Parents/carers will generally be invited to attend all conferences. Parents/carers must be given sufficient notice of the date of the conference, which should be arranged at a time convenient for them to attend. Practitioners providing reports for the CPCC must inform parents/carers about the contents of their reports, unless this would increase risk to the child. A member of staff, usually the Lead Professional or Social Worker, should be identified to explain the process in advance and advise the parents/carers regarding their involvement in the conference. They should be given a leaflet to explain the conference aims, objectives and procedures. It is acknowledged that in some circumstances it may be appropriate to engage an interpreter. Parents may be assisted by the presence of a support person or an advocate.
Parents/carers who are reported to have abused their children should be invited to attend all conferences unless there are specific reasons why they should be excluded. For example:
- where the need for legal proceedings is clear before the conference and attendance of parents/carers may prejudice their legal position (e.g. bail conditions or police investigation still continuing);
- where the attendance of parents/carers might seriously disrupt the conduct of the conference;
- where it is deemed not to be in the best interests of the child.
Any objection regarding parent/carer participation should be raised with the Social Worker and Chairperson prior to the commencement of the conference.
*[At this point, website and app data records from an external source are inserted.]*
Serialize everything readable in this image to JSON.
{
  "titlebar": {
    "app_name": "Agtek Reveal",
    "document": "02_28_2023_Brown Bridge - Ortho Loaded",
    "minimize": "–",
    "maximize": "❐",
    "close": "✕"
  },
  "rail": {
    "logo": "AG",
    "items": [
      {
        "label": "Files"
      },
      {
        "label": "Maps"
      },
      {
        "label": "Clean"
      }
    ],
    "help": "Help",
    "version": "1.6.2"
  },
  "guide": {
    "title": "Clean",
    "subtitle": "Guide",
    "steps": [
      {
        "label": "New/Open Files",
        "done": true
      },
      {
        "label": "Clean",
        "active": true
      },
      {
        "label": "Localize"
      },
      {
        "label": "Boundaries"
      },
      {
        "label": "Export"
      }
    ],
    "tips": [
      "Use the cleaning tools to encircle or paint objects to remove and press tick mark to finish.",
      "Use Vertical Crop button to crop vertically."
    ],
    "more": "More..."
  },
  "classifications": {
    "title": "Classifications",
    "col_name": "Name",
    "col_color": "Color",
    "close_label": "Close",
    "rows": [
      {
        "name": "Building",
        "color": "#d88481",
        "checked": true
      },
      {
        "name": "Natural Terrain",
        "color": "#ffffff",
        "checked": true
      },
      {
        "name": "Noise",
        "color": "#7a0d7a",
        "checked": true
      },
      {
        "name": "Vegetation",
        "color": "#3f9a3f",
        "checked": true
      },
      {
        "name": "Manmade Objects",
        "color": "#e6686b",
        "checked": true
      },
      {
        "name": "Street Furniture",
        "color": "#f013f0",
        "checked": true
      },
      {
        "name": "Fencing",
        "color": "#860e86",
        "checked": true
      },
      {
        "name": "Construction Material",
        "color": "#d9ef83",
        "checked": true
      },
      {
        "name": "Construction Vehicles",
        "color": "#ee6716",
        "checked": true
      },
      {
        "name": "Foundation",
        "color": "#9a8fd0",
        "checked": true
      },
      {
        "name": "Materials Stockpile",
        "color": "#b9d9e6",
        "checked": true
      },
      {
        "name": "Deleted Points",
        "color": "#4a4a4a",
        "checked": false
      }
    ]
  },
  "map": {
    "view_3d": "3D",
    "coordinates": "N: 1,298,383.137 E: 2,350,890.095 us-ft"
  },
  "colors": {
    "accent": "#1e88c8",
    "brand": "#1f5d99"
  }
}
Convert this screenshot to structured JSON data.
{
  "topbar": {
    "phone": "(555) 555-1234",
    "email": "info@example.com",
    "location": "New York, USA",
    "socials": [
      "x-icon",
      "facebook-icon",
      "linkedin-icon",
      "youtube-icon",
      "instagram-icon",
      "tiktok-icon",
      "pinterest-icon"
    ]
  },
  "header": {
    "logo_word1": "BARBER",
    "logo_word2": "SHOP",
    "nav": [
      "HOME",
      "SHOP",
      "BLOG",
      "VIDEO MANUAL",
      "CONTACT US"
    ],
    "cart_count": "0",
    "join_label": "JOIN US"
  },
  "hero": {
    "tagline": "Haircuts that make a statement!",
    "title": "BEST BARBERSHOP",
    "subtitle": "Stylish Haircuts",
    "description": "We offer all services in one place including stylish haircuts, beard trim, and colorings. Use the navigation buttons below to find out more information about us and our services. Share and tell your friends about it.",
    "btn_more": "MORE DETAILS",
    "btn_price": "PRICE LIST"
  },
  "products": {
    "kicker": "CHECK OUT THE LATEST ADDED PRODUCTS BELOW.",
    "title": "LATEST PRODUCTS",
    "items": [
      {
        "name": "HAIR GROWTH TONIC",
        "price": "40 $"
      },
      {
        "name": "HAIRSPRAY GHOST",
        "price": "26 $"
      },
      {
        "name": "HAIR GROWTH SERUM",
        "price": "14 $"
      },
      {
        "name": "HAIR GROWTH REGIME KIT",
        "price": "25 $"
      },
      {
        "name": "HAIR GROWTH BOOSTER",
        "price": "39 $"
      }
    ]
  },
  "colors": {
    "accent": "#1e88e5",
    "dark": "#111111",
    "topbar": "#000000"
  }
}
The Chairperson will decide whether a degree of exclusion is appropriate. If the Chairperson decides to exclude the parent/carer, the reason must be clearly recorded in the minute of the conference. Should the parent/carer not find the explanation acceptable, they should be given the opportunity to discuss the matter with theChairperson at a suitable time. If they remain dissatisfied with the response, they should be advised how to pursue their complaint through the Service’s complaints procedure.
The best interests of the child must remain the objective focus of a conference and care must be taken not to allow the parents’/carers’ needs to override those of the child.
The Children and Young People (Scotland) Act 2014 places the Child’s Plan on a statutory basis and a Child’s Plan must be instigated in all cases where a targeted intervention is required to address a wellbeing need for a child between the ages of 0 and 18yrs, including where a child is at risk of significant harm and is on the child protection register.
When a conference decides to place a child's name on the Child Protection Register, a Child’s Plan must be agreed by the conference to reduce the risk to the child and provide support to the child and family.
Clarity and detail must be provided relating to the roles and responsibilities of the various people involved in the Plan, including agency staff and family members.
There may be circumstances (e.g. where the child is looked after ) where a Child’s Plan including an element of protection is created for the child and family, but where the child's name is not placed on the register.
Afterthe Child Protection Case Conference
Following the CPCC, consideration should be given to the Chairperson providing a debriefing for the child and their supporter to ensure the child fully understands what has happened in terms of the decisions, the outcome of the meeting and what happens next.
All CPCCs must be minuted and recorded with the minutes and Child’s Plan completed and distributed to the relevant participants within five working days of the meeting.
Minutes should be completed within five working days of the meeting and distributed to the relevant participants. Parents will normally receive a copy of the full minutes unless there is a specific reason not to do so (e.g. in respect of third party information), in which case parents should be informed in writing of the conference decisions and their implications.
The Chairperson should ensure that participants' contributions clearly distinguish between fact, observation, allegation and opinion, and that these distinctions are reflected in the conference minutes.
Participants at recent multi agency training will have been directed to this page where you will find some addtional information on case conferences in the publications listed below.